Elisabeth Mann Borgese

In an interview in 1980, Elisabeth Mann Borgese (1918 – 2002) told People magazine that some of her earliest memories were of her dad and the sea. Her father, Thomas Mann, a giant of 20th century literature, would take her and her five siblings from their home in Munich, Germany, to the Baltic, North or Mediterranean Sea. “It was very important to him,” she remembered.      

Maybe it’s not surprising, then, that the world’s waters became very important to Borgese, too — so much so that by the end of her life, she had earned two monikers for her ocean advocacy: “Mother of the Oceans” and “Ambassador of the Seas.” Nominated for a Nobel Peace Prize and a member of the Order of Canada, she was an internationally recognized expert on maritime law and policy, ocean studies, ocean resource management and the protection of the environment.

Borgese wasn’t always so focussed on water, though. “We grew up with a sense of the enormous importance of art, literature and politics,” she told People. Born in Munich, Germany just before the end of the First World War, she studied classics, piano and cello as a young woman. Throughout her life published plays, fiction and non-fiction, including Ascent of Woman (1963), a pioneering feminist work. She also worked at Encyclopaedia Britannica and was a senior fellow at the Center for the Study of Democratic Institutions in California, where she helped frame a World Constitution.

It was at that centre where, in 1967, her focus shifted to the sea. “The oceans are a great laboratory for the making of a new world order,” she wrote that year, “based on new forms of international co-operation and organization, on a new economic theory, on a new philosophy.”

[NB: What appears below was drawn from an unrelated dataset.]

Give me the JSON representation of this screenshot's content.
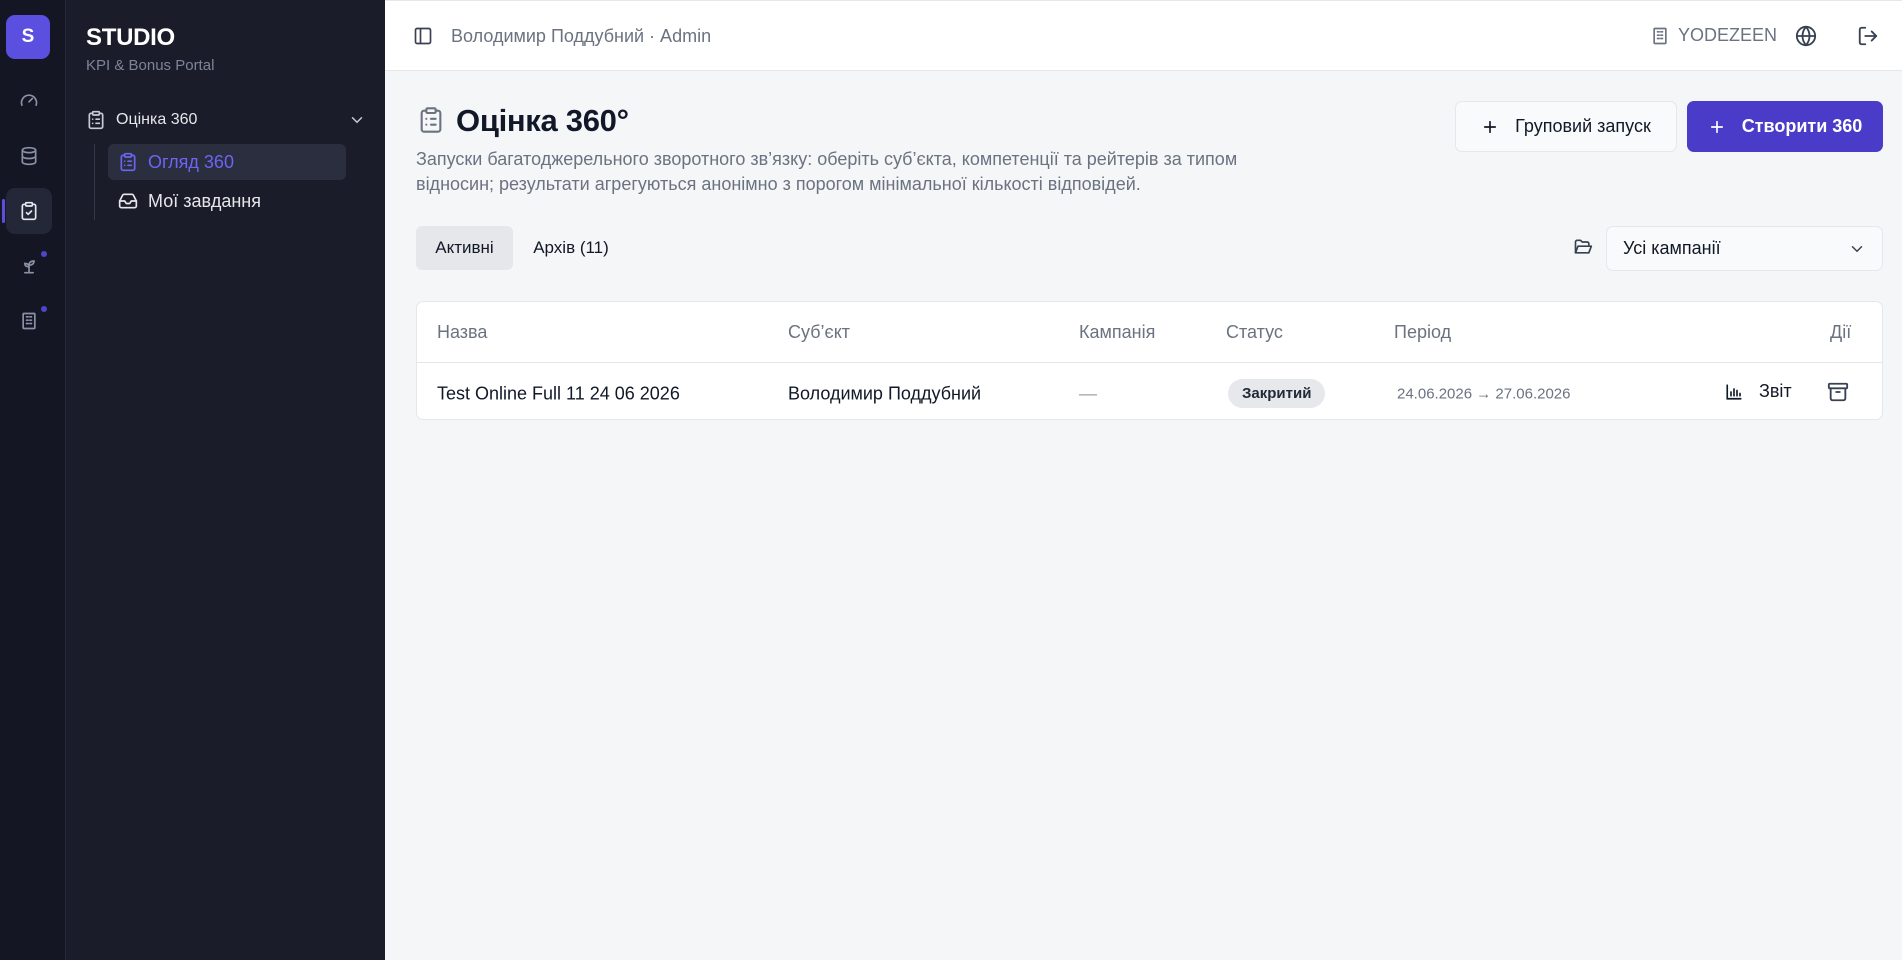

She spent the rest of her life articulating that philosophy alongside researchers, legal experts and world leaders, organizing the first Peace in the Oceans conference, establishing the International Ocean Institute (the Canadian office for which is hosted at Dal) and laying the foundation for the United Nations Convention of the Law of the Sea. “We must save our oceans if we are to save ourselves,” she wrote in her 1976 bestseller, The Drama of the Oceans.

Borgese brought her passion for the ocean to Dalhousie in 1977 at the age of 59, becoming a Senior Killam Fellow. She only expected to stay for a year but became, as she put it, “the guest who stayed forever,” teaching undergraduate and graduate courses in political science for more than two decades. (Her personal archives were also donated to the university.) After retirement, from her home base in a weathered oceanfront A-frame near Sambro, Nova Scotia, she continued to pursue projects related to disarmament, international development, integration of marine resources and marine management.

That tireless work ethic was a key to her success, say colleagues, but her optimism was the cornerstone of her philosophy. “Pessimism becomes self-fulfilling prophecy,” she said. “It is necessary to muster optimism, or you can’t act.”